- U.S. rate increase probably would exacerbate consolidation
Mining is ripe for a new round of consolidation as metal prices stay low and access to capital tightens, a World Bank official said.
Medium-sized producers are set to lead deals as small companies succumb to the price rout and large producers seek growth, Paulo de Sa, manager for energy and extractive industries at the Washington-based institution, said Tuesday in an interview from a conference in Belo Horizonte, Brazil.
“The big structural adjustment as a response to the decline in prices still didn’t take place as banking credit lines are being renewed,” he said.
Metal prices probably will stay at current levels for the next three years as Chinese demand grows at a slower pace, de Sa said. If the Federal Reserve raises interest rates for the first time in nine years, credit costs for miners will rise, further boosting the need for consolidation, he said.
Mining companies globally announced $65.3 billion in deals in the past 12 months, down from $100 billion in the previous period, according to data compiled by Bloomberg.

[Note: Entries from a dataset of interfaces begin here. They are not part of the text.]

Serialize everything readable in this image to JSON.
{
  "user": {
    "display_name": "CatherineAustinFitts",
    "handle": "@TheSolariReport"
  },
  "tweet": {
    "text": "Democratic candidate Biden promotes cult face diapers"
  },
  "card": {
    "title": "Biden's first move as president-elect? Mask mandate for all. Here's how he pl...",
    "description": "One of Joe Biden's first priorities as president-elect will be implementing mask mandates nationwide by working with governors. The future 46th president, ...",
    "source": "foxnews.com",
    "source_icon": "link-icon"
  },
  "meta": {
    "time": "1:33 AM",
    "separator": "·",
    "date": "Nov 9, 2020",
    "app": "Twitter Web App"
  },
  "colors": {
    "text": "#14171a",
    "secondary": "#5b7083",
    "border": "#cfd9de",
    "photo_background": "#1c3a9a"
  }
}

Mid-sized companies “may take the lead in mergers and acquisitions or become interesting targets for the more capitalized companies of the sector that are looking for growth that isn’t more exploration or greenfield projects," de Sa said.
For now, prospective targets probably will resist approaches in the hope metal prices and share values will recover, according to Chris Mancini, an analyst for Gabelli Gold Fund.
“Sellers don’t want to sell and buyers generally don’t have a lot of fire power,” Mancini said by telephone. “There are a couple of buyers out there who are going to be trying, but the sellers are very reluctant.”